— Work task —
Lines with the word "shortcut" in them must be copied from the records below.

— Dataset rows describing interfaces —
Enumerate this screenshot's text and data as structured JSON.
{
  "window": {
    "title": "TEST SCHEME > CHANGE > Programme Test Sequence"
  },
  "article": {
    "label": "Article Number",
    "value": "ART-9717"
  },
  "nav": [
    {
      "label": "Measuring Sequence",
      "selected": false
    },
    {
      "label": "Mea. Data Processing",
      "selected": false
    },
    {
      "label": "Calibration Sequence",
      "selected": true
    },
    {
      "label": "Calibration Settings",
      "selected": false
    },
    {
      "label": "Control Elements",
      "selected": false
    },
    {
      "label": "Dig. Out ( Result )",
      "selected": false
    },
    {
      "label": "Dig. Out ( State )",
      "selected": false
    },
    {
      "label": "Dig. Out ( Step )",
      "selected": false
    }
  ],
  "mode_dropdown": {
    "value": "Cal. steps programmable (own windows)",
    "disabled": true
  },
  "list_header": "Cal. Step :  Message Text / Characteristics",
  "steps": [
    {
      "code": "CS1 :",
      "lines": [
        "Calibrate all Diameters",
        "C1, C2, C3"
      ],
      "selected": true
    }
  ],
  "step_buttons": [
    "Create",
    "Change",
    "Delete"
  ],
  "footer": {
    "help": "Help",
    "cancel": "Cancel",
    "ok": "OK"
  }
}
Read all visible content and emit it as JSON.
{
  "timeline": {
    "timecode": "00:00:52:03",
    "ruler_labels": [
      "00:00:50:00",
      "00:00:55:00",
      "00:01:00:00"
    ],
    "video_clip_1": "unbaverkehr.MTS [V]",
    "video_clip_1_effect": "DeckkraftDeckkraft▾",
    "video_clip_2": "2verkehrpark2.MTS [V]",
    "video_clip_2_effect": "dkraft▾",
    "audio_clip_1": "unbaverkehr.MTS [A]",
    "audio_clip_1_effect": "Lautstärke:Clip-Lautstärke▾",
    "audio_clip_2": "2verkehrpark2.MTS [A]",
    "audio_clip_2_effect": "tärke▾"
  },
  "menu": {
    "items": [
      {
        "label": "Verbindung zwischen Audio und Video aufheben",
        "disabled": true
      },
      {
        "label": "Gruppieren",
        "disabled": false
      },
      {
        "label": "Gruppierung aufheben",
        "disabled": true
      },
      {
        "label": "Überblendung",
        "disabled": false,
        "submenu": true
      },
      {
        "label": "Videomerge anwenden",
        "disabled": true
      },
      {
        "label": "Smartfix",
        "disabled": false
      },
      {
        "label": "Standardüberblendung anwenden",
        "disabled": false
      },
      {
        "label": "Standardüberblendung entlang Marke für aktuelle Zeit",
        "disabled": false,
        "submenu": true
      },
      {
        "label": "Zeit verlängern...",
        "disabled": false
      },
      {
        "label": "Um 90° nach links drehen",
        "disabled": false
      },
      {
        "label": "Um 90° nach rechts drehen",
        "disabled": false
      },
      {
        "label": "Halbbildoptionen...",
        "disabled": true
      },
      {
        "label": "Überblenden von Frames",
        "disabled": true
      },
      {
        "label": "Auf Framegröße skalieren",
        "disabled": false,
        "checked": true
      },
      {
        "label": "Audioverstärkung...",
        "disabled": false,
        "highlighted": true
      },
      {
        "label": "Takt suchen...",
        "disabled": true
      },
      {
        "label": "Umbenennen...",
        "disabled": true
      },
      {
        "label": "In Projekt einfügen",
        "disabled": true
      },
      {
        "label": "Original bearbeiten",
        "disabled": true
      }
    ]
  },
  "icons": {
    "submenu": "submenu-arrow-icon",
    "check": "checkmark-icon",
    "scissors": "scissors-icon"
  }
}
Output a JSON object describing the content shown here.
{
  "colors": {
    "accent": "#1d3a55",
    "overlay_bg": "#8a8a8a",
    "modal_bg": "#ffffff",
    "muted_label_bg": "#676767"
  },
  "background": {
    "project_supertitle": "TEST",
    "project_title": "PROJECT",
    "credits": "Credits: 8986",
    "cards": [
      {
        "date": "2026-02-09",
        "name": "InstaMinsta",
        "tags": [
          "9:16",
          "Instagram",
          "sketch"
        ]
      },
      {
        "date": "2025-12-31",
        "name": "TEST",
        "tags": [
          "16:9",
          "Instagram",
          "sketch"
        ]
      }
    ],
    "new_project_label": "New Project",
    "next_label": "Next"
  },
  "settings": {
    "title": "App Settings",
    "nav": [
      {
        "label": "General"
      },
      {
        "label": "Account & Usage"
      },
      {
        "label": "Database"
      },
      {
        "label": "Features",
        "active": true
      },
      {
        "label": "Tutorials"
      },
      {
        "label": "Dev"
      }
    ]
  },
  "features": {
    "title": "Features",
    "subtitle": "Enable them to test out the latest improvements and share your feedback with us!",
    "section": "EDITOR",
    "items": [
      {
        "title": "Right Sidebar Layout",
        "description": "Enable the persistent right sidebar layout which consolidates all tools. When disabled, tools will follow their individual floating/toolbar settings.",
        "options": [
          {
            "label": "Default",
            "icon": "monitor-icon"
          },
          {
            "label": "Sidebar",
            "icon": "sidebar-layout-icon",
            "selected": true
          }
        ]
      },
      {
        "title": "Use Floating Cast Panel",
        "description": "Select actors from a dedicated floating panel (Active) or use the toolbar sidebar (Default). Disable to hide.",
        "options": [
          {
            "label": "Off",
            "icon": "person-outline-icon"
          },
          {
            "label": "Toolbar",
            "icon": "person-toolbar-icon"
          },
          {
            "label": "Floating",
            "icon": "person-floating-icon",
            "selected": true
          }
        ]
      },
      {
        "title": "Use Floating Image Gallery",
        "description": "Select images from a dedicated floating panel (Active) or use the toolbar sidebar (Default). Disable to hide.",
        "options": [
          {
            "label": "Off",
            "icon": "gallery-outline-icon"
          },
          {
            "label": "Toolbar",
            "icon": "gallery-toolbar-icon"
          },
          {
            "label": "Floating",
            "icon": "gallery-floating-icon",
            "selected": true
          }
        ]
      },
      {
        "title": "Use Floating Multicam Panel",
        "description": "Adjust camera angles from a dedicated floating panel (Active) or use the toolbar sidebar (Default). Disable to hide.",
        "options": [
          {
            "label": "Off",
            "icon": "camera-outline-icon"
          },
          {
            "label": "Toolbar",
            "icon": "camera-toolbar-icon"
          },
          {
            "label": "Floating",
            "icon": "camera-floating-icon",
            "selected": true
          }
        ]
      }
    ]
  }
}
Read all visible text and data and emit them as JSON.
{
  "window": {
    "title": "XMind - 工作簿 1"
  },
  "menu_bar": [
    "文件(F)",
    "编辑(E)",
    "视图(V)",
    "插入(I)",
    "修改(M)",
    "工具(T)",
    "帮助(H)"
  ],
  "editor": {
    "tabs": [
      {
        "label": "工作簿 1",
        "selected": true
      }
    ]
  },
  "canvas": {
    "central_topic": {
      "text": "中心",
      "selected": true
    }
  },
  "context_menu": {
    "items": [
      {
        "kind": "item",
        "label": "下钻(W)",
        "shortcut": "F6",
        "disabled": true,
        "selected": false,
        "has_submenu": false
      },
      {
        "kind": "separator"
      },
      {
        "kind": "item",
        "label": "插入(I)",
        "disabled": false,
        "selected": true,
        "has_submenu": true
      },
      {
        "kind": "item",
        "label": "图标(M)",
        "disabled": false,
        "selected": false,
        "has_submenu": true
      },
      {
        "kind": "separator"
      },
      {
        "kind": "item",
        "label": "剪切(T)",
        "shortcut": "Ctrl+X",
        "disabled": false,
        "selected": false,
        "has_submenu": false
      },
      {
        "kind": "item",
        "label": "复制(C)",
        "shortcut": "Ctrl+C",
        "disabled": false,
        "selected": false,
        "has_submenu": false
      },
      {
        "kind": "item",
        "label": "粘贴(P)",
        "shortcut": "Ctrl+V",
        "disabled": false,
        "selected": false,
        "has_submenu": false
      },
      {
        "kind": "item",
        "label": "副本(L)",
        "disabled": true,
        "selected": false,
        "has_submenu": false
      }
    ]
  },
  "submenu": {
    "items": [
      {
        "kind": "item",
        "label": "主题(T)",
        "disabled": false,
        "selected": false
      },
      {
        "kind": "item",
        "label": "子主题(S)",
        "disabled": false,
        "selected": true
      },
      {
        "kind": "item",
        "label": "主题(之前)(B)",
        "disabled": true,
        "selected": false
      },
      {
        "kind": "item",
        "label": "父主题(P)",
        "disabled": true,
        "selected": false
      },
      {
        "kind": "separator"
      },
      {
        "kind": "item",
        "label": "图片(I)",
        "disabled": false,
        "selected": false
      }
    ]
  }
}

— Response area —
        "shortcut": "F6",
        "shortcut": "Ctrl+X",
        "shortcut": "Ctrl+C",
        "shortcut": "Ctrl+V",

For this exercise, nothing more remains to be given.